His positive review for All Things Shining, for example, led me to one of the stupidest “smart” books I’ve read in recent years. But this morning Brooks hit a home run.
His op-ed piece, “The Limits of Empathy,” uses a new book as a jumping-off point:
As Steven Pinker writes in his mind-altering new book, “The Better
Angels of Our Nature,” we are living in the middle of an “empathy
craze.” There are shelfloads of books about it: “The Age of Empathy,”
“The Empathy Gap,” “The Empathic Civilization,” “Teaching Empathy.”
There’s even a brain theory that we have mirror neurons in our heads
that enable us to feel what’s in other people’s heads and that these
neurons lead to sympathetic care and moral action.
There’s a lot of truth to all this. We do have mirror neurons in our
heads. People who are empathetic are more sensitive to the perspectives
and sufferings of others. They are more likely to make compassionate
But, Brooks writes, empathy is not enough. Empathy did not work in the Holocaust. (“Nazi prison guards sometimes wept as they mowed down Jewish women and children, but they still did it.”) Brooks quotes Jesse Prinz, a philosopher at City University of New York: “Studies suggest that empathy is not a
major player when it comes to moral motivation. Its contribution is
negligible in children, modest in adults, and nonexistent when costs are
Consider that empathy is the last best hope of secular humanism. Throw away the Ten Commandments and the Beatitudes along with the Catechism of the Catholic Church (substitute your preferred code, if you wish, but be choosy)—and you are left with what’s in the human heart. Empathy is there, sometimes, but is it enough to hope that empathy will win out in the end over jingoism, racism, resentment, hatred, lust . . . (The list is long.) The recent empathy craze, it seems to me, is only a grasping at straws.
While Brooks does not cite a specific moral code (he writes for the New York Times), he finally notes that one is necessary—and not just any moral code but a sacred one:
People who actually perform pro-social action don’t only feel for those
who are suffering, they feel compelled to act by a sense of duty. Their
lives are structured by sacred codes.
If Brooks’s piece had ended here, it would have been just about perfect. But, since he swims in the same pool of cultural relativism you and I do—and since the New York Times does pay his salary—he has to dilute his message by the end:
Think of anybody you admire. They probably have some talent for
fellow-feeling, but it is overshadowed by their sense of obligation to
some religious, military, social or philosophic code. . . .

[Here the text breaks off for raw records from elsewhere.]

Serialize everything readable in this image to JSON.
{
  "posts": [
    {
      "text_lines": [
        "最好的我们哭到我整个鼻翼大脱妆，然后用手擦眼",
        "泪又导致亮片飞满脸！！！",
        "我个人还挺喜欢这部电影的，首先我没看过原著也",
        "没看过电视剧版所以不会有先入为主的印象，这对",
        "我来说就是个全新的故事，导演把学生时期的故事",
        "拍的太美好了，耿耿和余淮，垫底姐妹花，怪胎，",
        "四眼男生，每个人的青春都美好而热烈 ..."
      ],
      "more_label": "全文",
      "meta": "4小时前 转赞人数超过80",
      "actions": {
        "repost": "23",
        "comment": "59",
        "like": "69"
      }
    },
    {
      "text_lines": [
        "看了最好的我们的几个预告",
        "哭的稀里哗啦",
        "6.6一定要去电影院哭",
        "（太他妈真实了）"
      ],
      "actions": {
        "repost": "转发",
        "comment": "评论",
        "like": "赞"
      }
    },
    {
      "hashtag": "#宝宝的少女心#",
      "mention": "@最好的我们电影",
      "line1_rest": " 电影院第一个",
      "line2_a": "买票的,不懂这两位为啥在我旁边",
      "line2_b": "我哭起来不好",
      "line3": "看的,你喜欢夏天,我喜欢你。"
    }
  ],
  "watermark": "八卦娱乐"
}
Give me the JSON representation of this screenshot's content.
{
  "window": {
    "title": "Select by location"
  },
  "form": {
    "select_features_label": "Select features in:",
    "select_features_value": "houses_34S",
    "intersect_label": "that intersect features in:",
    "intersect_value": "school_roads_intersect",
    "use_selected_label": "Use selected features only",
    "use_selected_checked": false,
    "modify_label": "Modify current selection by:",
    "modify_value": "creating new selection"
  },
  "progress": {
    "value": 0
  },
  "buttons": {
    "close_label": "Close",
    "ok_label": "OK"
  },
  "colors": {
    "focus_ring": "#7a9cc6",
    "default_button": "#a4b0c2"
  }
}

The code isn’t just a set of rules. It’s a source of identity. It’s
pursued with joy. It arouses the strongest emotions and attachments.
Empathy is a sideshow. If you want to make the world a better place,
help people debate, understand, reform, revere and enact their codes.
Accept that codes conflict.
“Empathy is a sideshow.” It’s not enough by half. But which code should one adopt? Biker gangs have their codes. There is sharia law, too.
At the base of my conversion to the Catholic Church—after being raised Episcopalian, then spending 40 years in the agnostic wilderness—was an appreciation for the deep past, a sense that if this code worked for Sts. Peter, Augustine, Catherine, Teresa, et al, why wouldn’t it work for me—especially if this code is rooted in an older sacred code, of the Old Testament, of the prophets and Moses? Ultimately, any moral code is not sufficient. Each of us must make a judgment among moral codes.
Still and all, after reading Brooks’s piece, I feel better armed for the next time someone says to me, “Can’t we all just get along?”